John Eagle and Tracy have “agreed to work together today to improve safety standards in the nation’s collision repair industry,” both parties later announced.

“Mr. Tracy acknowledged that despite Mr. Eagle’s sincere desire to settle the claim, his insurance carriers elected to proceed with the trial,” Eagle and Tracy Law Firm wrote.

Eagle has pledged to “encourage the collision repair industry across the nation to follow OEM bulletins instead of insurance companies’ mandates when they repair vehicles,” according to the news release.

SCRS said the Seebachan v. John Eagle Collision case was “likely to have rippling impacts across the collision repair landscape, and are critical for collision businesses performing repairs to understand and take heed of.”

According to SCRS, Tracy’s presentation of the case can:

  • Help collision repair businesses avoid their own “$42 million dollar verdict.”
  • Help clarify the facts that led a jury to conclude that OEM procedures were paramount.
  • Define how business decisions made in the course of repair can have dramatic effect on both the repair outcome and ultimate responsibility. 

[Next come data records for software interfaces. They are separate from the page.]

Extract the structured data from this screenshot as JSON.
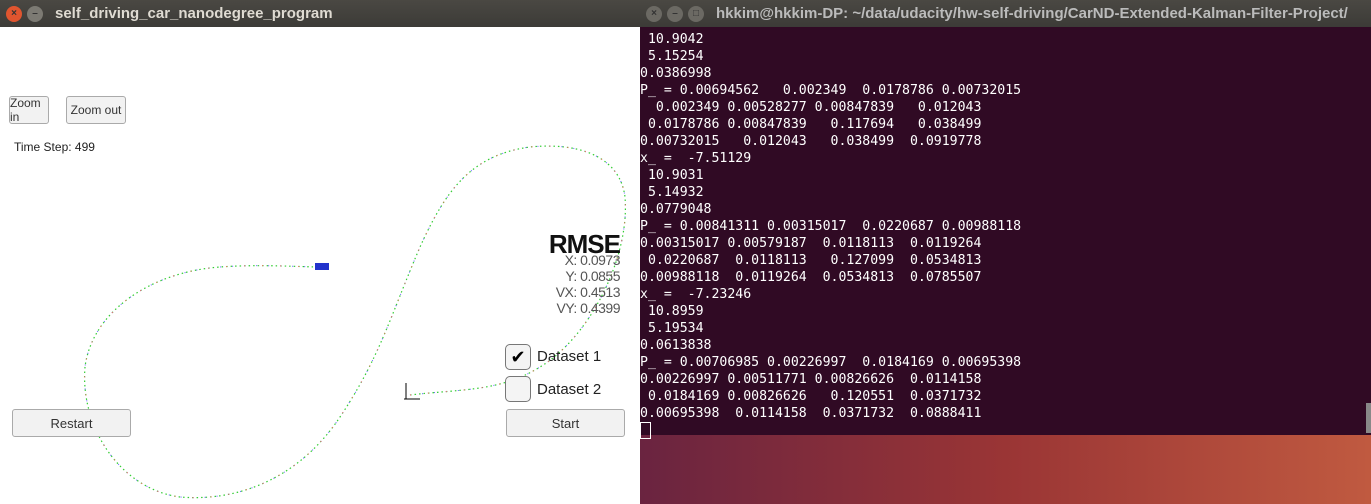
{
  "simulator": {
    "title": "self_driving_car_nanodegree_program",
    "zoom_in": "Zoom in",
    "zoom_out": "Zoom out",
    "time_step": "Time Step: 499",
    "rmse": {
      "title": "RMSE",
      "x": "X: 0.0973",
      "y": "Y: 0.0855",
      "vx": "VX: 0.4513",
      "vy": "VY: 0.4399"
    },
    "dataset1": {
      "label": "Dataset 1",
      "checked": true
    },
    "dataset2": {
      "label": "Dataset 2",
      "checked": false
    },
    "restart": "Restart",
    "start": "Start"
  },
  "terminal": {
    "title": "hkkim@hkkim-DP: ~/data/udacity/hw-self-driving/CarND-Extended-Kalman-Filter-Project/",
    "lines": [
      " 10.9042",
      " 5.15254",
      "0.0386998",
      "P_ = 0.00694562   0.002349  0.0178786 0.00732015",
      "  0.002349 0.00528277 0.00847839   0.012043",
      " 0.0178786 0.00847839   0.117694   0.038499",
      "0.00732015   0.012043   0.038499  0.0919778",
      "x_ =  -7.51129",
      " 10.9031",
      " 5.14932",
      "0.0779048",
      "P_ = 0.00841311 0.00315017  0.0220687 0.00988118",
      "0.00315017 0.00579187  0.0118113  0.0119264",
      " 0.0220687  0.0118113   0.127099  0.0534813",
      "0.00988118  0.0119264  0.0534813  0.0785507",
      "x_ =  -7.23246",
      " 10.8959",
      " 5.19534",
      "0.0613838",
      "P_ = 0.00706985 0.00226997  0.0184169 0.00695398",
      "0.00226997 0.00511771 0.00826626  0.0114158",
      " 0.0184169 0.00826626   0.120551  0.0371732",
      "0.00695398  0.0114158  0.0371732  0.0888411"
    ]
  }
}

“Anatomy of a Lawsuit” will be held from 10:30 a.m. to noon Nov. 1 in Ballrooms D-E of the Westgate Las Vegas, located right next to main SEMA venue Las Vegas Convention Center. Sign up for the class here or simply buy the series pass, which is good for admission into any Repairer Driven Education session, the OEM Collision Repair Technology Summit and the Sky Villa After Party.

OEM Summit

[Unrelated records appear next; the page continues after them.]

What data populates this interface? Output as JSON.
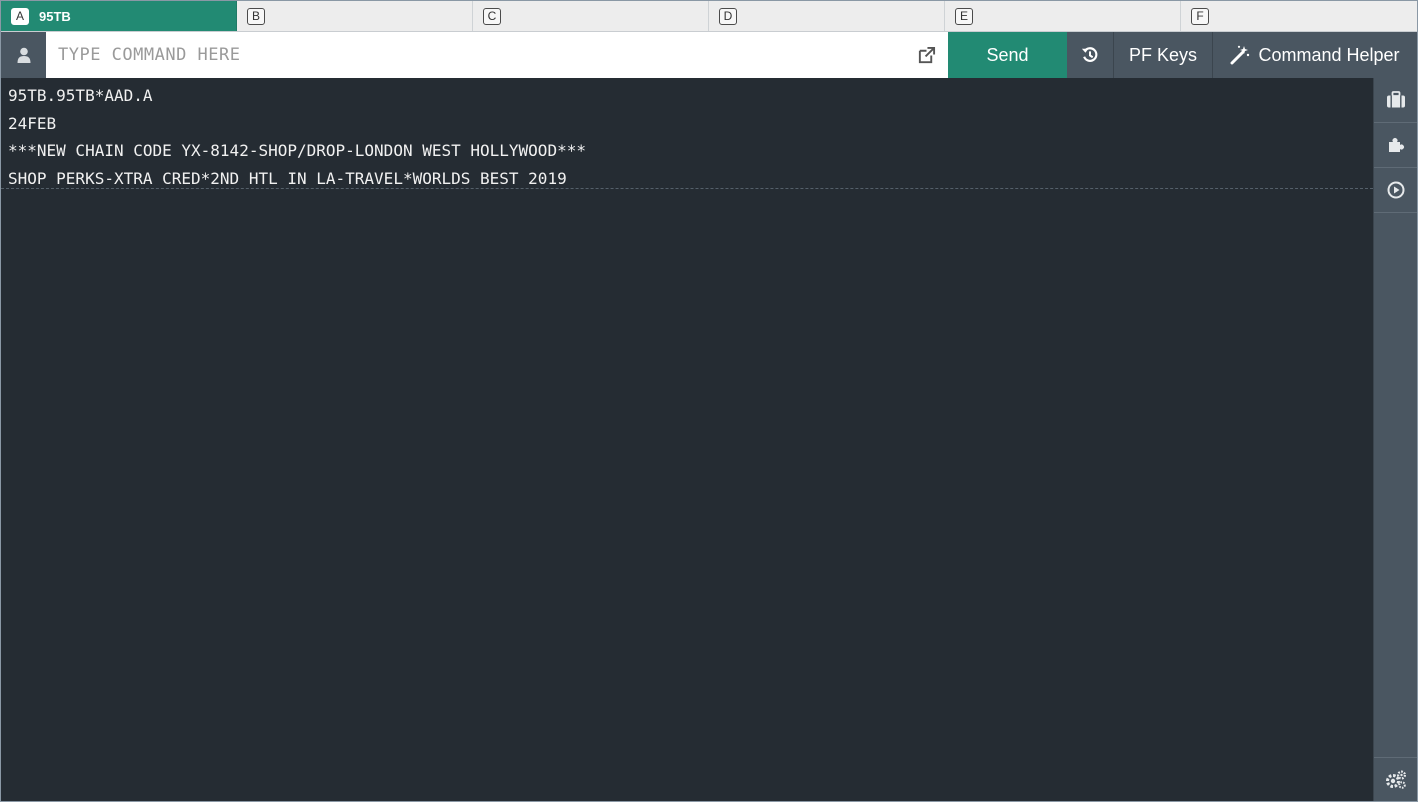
{
  "tabs": [
    {
      "letter": "A",
      "label": "95TB",
      "active": true
    },
    {
      "letter": "B",
      "label": ""
    },
    {
      "letter": "C",
      "label": ""
    },
    {
      "letter": "D",
      "label": ""
    },
    {
      "letter": "E",
      "label": ""
    },
    {
      "letter": "F",
      "label": ""
    }
  ],
  "command": {
    "placeholder": "TYPE COMMAND HERE",
    "value": "",
    "send_label": "Send",
    "pf_keys_label": "PF Keys",
    "helper_label": "Command Helper"
  },
  "terminal": {
    "lines": [
      "95TB.95TB*AAD.A",
      "24FEB",
      "***NEW CHAIN CODE YX-8142-SHOP/DROP-LONDON WEST HOLLYWOOD***",
      "SHOP PERKS-XTRA CRED*2ND HTL IN LA-TRAVEL*WORLDS BEST 2019"
    ]
  },
  "icons": {
    "user": "user-icon",
    "popout": "external-link-icon",
    "history": "history-icon",
    "helper": "magic-wand-icon",
    "sidebar": [
      "briefcase-icon",
      "puzzle-icon",
      "play-circle-icon"
    ],
    "settings": "gears-icon"
  },
  "colors": {
    "accent": "#228a73",
    "toolbar": "#4a5661",
    "terminal_bg": "#252c33",
    "terminal_text": "#f1f1f1"
  }
}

Tracy will return for Session 3 of the OEM Summit, which will address the topic of shop liability. “The Hidden Dangers of Vehicle Technology, Improper Repair Methodology and Your Liabilities,” is “perhaps one of the most critical conversations collision repair facilities should be paying attention to,” SCRS has noted.

The session runs from 3-5 p.m. Nov. 2 and will also feature Vehicle Information Services collision repair attorney Erica Eversman, Audi collision programs Director Mark Allen, and Aaron Clark (Assured Performance), whose former shop Collision Solutions was the target of a lawsuit. It will be moderated by Ellis & Associates Managing Director John Ellis.

According to SCRS, the panel discussion will examine:

  • An industry that is grappling with following manufacturer repair procedure requirements that are expected to be performed on every occasion.
  • Insurance claims positioning that leans towards “case-by-case” approval.
  • The implication of business decisions that can directly impact repair facility liability.

More information:

“BREAKING NEWS: Two Events at the SEMA Show to Learn More About the $42 Million Verdict from Texas”

Society of Collision Repair Specialists, Oct. 16, 2017

“SCRS Announces OEM Summit Panelists at SEMA”

Society of Collision Repair Specialists, Sept. 25, 2017

 

SCRS Repairer Driven Education

Images:

Tracy Law Firm attorney Todd Tracy (Greg Folkins photo; provided by Tracy Law Firm)

“The Hidden Dangers of Vehicle Technology, Improper Repair Methodology and Your Liabilities” during the 2017 SCRS OEM Collision Repair Technology Summit features, from left, Ellis & Associates Managing Director John Ellis, the moderator; Tracy Law Firm attorney Todd Tracy; Vehicle Information Services collision repair attorney Erica Eversman, Audi collision programs Director Mark Allen; and Aaron Clark (Assured Performance), whose former shop Collision Solutions was the target of a lawsuit. (Provided by Society of Collision Repair Specialists)